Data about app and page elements
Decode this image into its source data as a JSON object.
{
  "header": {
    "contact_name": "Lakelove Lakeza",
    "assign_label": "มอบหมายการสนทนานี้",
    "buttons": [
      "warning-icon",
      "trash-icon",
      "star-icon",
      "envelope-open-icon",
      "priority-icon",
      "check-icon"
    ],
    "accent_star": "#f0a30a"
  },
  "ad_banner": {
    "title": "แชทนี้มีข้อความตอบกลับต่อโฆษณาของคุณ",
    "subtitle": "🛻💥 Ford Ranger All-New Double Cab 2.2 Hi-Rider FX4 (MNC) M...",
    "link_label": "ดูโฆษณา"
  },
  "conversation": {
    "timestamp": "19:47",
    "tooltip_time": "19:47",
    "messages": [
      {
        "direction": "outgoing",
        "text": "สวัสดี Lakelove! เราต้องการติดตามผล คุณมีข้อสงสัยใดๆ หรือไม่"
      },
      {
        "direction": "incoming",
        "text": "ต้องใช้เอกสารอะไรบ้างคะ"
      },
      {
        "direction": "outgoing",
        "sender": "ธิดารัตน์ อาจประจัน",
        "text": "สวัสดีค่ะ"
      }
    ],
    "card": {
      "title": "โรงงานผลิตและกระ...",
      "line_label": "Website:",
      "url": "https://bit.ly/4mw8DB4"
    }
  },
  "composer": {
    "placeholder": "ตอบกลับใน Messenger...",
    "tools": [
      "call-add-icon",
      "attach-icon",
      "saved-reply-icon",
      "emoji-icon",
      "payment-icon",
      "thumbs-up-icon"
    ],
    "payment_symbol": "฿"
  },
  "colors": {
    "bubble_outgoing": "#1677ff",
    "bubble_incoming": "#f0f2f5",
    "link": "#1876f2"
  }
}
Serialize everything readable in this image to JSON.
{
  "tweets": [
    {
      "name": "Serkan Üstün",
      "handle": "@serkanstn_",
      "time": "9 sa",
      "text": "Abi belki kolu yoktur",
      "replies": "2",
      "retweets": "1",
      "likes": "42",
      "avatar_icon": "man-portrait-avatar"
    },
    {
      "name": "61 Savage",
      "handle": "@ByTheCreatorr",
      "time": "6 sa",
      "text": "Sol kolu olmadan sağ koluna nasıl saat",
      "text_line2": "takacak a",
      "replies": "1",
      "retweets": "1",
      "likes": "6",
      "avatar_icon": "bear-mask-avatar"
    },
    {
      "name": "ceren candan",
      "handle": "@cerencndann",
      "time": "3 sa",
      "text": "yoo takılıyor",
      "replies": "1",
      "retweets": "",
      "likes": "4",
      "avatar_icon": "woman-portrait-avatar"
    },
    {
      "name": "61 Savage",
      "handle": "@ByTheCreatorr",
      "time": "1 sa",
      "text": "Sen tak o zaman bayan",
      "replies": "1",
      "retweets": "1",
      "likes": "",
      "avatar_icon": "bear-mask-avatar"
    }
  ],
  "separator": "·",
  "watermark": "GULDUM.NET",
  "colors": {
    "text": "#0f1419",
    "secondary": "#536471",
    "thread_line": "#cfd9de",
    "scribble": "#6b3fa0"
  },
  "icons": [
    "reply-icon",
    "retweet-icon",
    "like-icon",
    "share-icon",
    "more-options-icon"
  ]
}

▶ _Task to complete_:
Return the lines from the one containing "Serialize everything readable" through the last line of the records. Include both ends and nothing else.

▶ _Solution to the problem_:
Serialize everything readable in this image to JSON.
{
  "tweets": [
    {
      "name": "Serkan Üstün",
      "handle": "@serkanstn_",
      "time": "9 sa",
      "text": "Abi belki kolu yoktur",
      "replies": "2",
      "retweets": "1",
      "likes": "42",
      "avatar_icon": "man-portrait-avatar"
    },
    {
      "name": "61 Savage",
      "handle": "@ByTheCreatorr",
      "time": "6 sa",
      "text": "Sol kolu olmadan sağ koluna nasıl saat",
      "text_line2": "takacak a",
      "replies": "1",
      "retweets": "1",
      "likes": "6",
      "avatar_icon": "bear-mask-avatar"
    },
    {
      "name": "ceren candan",
      "handle": "@cerencndann",
      "time": "3 sa",
      "text": "yoo takılıyor",
      "replies": "1",
      "retweets": "",
      "likes": "4",
      "avatar_icon": "woman-portrait-avatar"
    },
    {
      "name": "61 Savage",
      "handle": "@ByTheCreatorr",
      "time": "1 sa",
      "text": "Sen tak o zaman bayan",
      "replies": "1",
      "retweets": "1",
      "likes": "",
      "avatar_icon": "bear-mask-avatar"
    }
  ],
  "separator": "·",
  "watermark": "GULDUM.NET",
  "colors": {
    "text": "#0f1419",
    "secondary": "#536471",
    "thread_line": "#cfd9de",
    "scribble": "#6b3fa0"
  },
  "icons": [
    "reply-icon",
    "retweet-icon",
    "like-icon",
    "share-icon",
    "more-options-icon"
  ]
}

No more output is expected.